The Liard River is seen passing the community of Fort Liard in a file photo. Ollie Williams/Cabin Radio
The Acho Dene Koe First Nation says it is surveying members in a bid to clarify the First Nation’s election process after a rule related to unpaid debts sparked months-long controversy.
The debate over whether the results of an April 26 election for chief are valid has tied up a one-man appeal committee for weeks and occupied time in federal court. One of several disputes related to that election involves the denial of candidate Floyd Bertrand’s nomination as he is alleged to owe an ADKFN business more than $27,500.
Both Bertrand, a former chief of the First Nation, and ADKFN recently filed applications to the federal court to review the legality of the issue.
Citing its election code, which has never been made public, the First Nation said anyone owing more than $500 to ADKFN or one of its companies is not eligible to run for chief or council.
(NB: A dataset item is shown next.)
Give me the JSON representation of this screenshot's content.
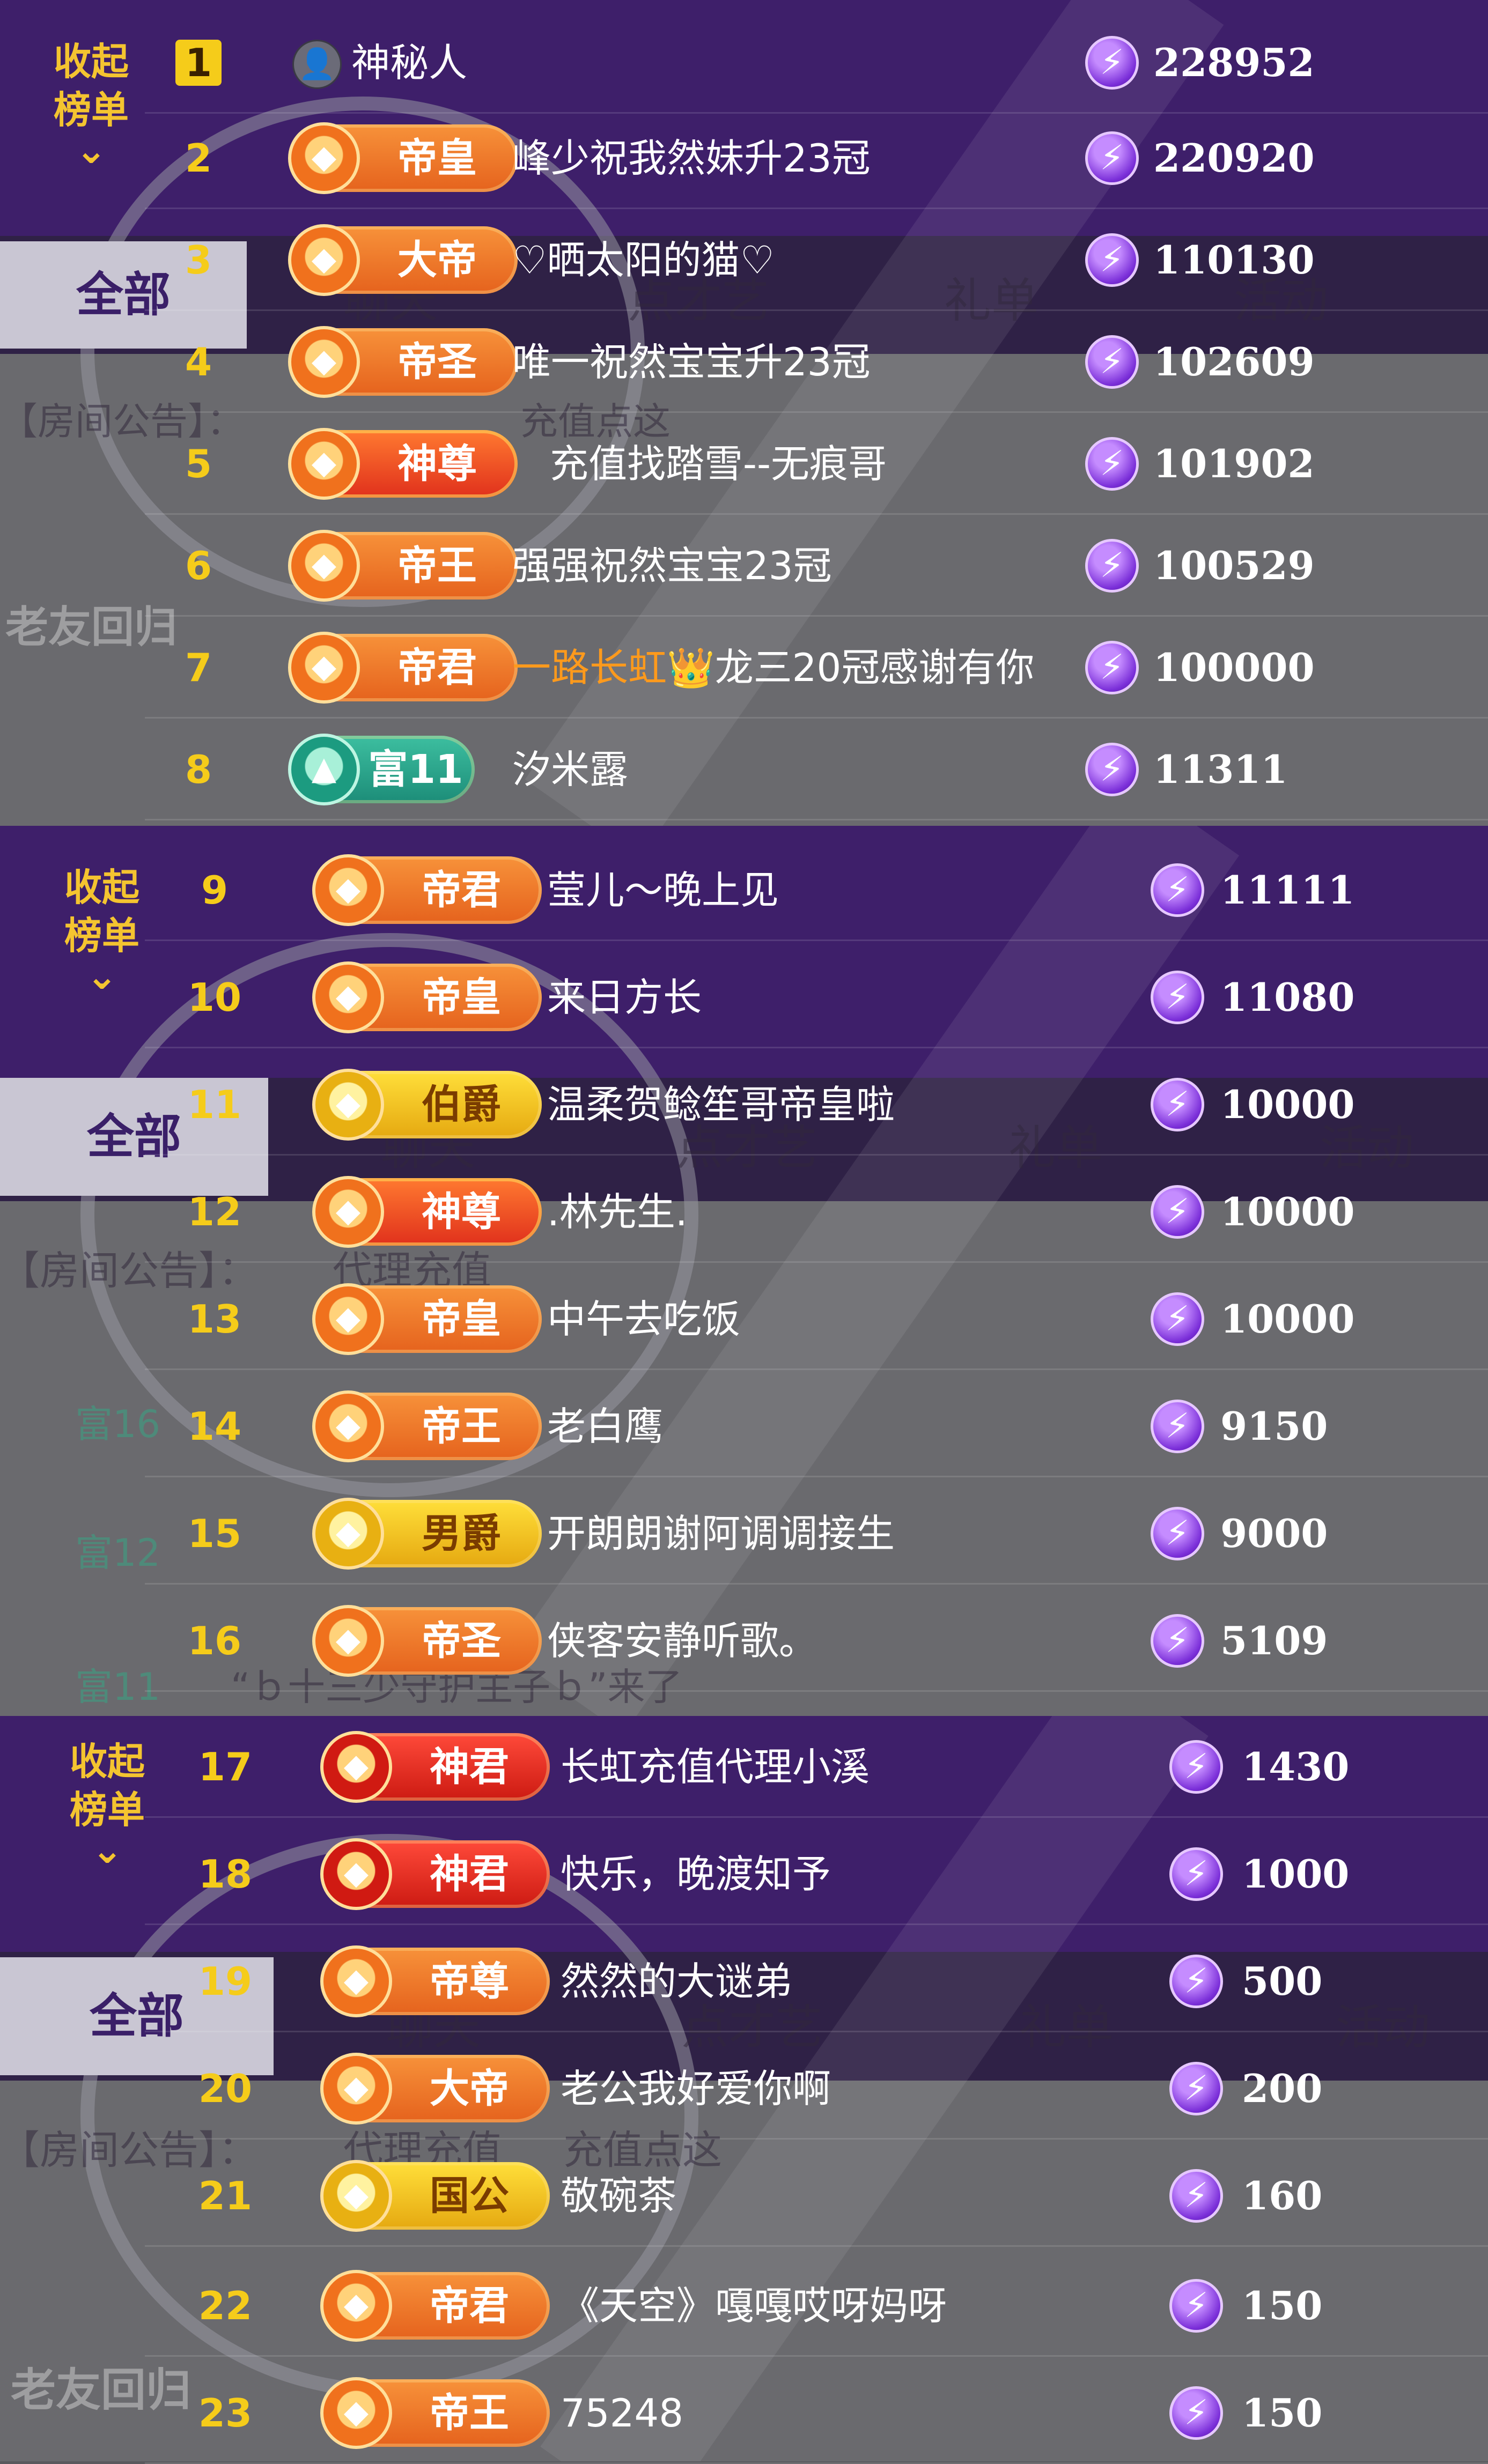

Lawyer Garth Wallbridge, who constitutes the election’s appeal committee, recently ruled Bertrand’s debt was no longer recoverable as the statute of limitations had been exceeded. Since part of the definition of a debt is that it is recoverable, Wallbridge stated, Bertrand was no longer owing.
The First Nation is less sure of that interpretation.
“In the Northwest Territories, the period for recovering debt is generally six years – but there are circumstances that may cause differences in the timeline,” the First Nation said in a statement to its members, suggesting it considers the reported $27,500 to remain a debt owed.
The nature of Bertrand’s alleged debt to ADKFN’s Beaver Enterprises, a company that provides oil and gas construction services, is unclear. The debt is said to date to at least May 2008, when Bertrand was also denied the opportunity to run in an ADKFN election for the same reason.
Council has not yet set a date for a new chief election, as required by the appeal committee, which ordered a new election date to be set by July 23. However, ADKFN told members it agrees a new election is necessary given the apparent issues with April’s vote.
According to Wallbridge, those reasons include a lack of specified voting hours in the election announcement and reports from eight members that they struggle to vote online and could not contact anyone for assistance.
Members given three options in survey
In outlining how its survey of members will work, ADKFN said the appeal committee’s decision “has created some confusion about the debt rule” and so council seeks guidance on that matter.
The survey gives members three options:
ADKFN challenges the appeal committee’s decision in federal court;
ADKFN holds community consultations to clarify the debt rule before calling a new election; or
ADKFN calls a new election immediately and figures out the debt rule afterward.
Under the first option, council would “ask the court to find the appeal committee’s decision interfered with the community’s election law and did not consider the views of the community, and that a new appeal committee must reconsider the evidence of Mr Bertrand’s debt.”
ADKFN would also ask the federal court to rule that a new appeal committee would have authority to order a new election. ADKFN cautioned this “is the most expensive option.”
The second option would seek input from the community “to determine its own election laws by broad consensus of the community,” such as if the debt rule should be applied regardless of the age of the debt and how debt is proven. Under this option, an election would be held “within a reasonable time” and wouldn’t affect the appeal committee’s order that Bertrand be allowed to run, as the committee found there was “insufficient proof of his debt.”
If the third option is selected, a new election for chief would be held as soon as possible and the First Nation would clarify its election laws after the election. It encouraged people to consider “there may be some confusion about how the electoral officer applied the debt rule for this election” if this option is chosen.
Members must submit their responses by 4pm on Wednesday, August 18. They can submit a hard copy of the questionnaire to the band office or can fill out an online survey.
The First Nation is also holding two meetings – one in person at the community centre on Monday night at 6pm, and one virtual meeting on Tuesday at 6pm – where members can “ask questions and seek clarifications” about the survey options and appeal committee’s ruling.
AKDFN filed its application on July 23, the day by which the appeal committee had ordered the First Nation to announce a new election date and the day the Wallbridge released the reasons for that committee’s decision.
“The deadline to file in federal court is July 23 and, if council does not file now, it could lose the opportunity to challenge the orders in the event that the reasons reveal problems in the appeal officer’s decision-making,” the First Nation said in a news release on July 22.
ADKFN’s application calls for the appeal committee’s order to be quashed, either in full or in part; seeks an order for a new appeal committee to consider the election appeals; asks for a declaration that the first appeal committee acted beyond its jurisdiction in ordering that Bertrand be allowed to run in the rescheduled election; and requests a declaration that the appeal committee’s order and reasoning are unreasonable.
Bertrand’s application, filed on August 9, seeks to have ADKFN comply with the appeal committee’s order to hold a new election and appoint a new electoral officer.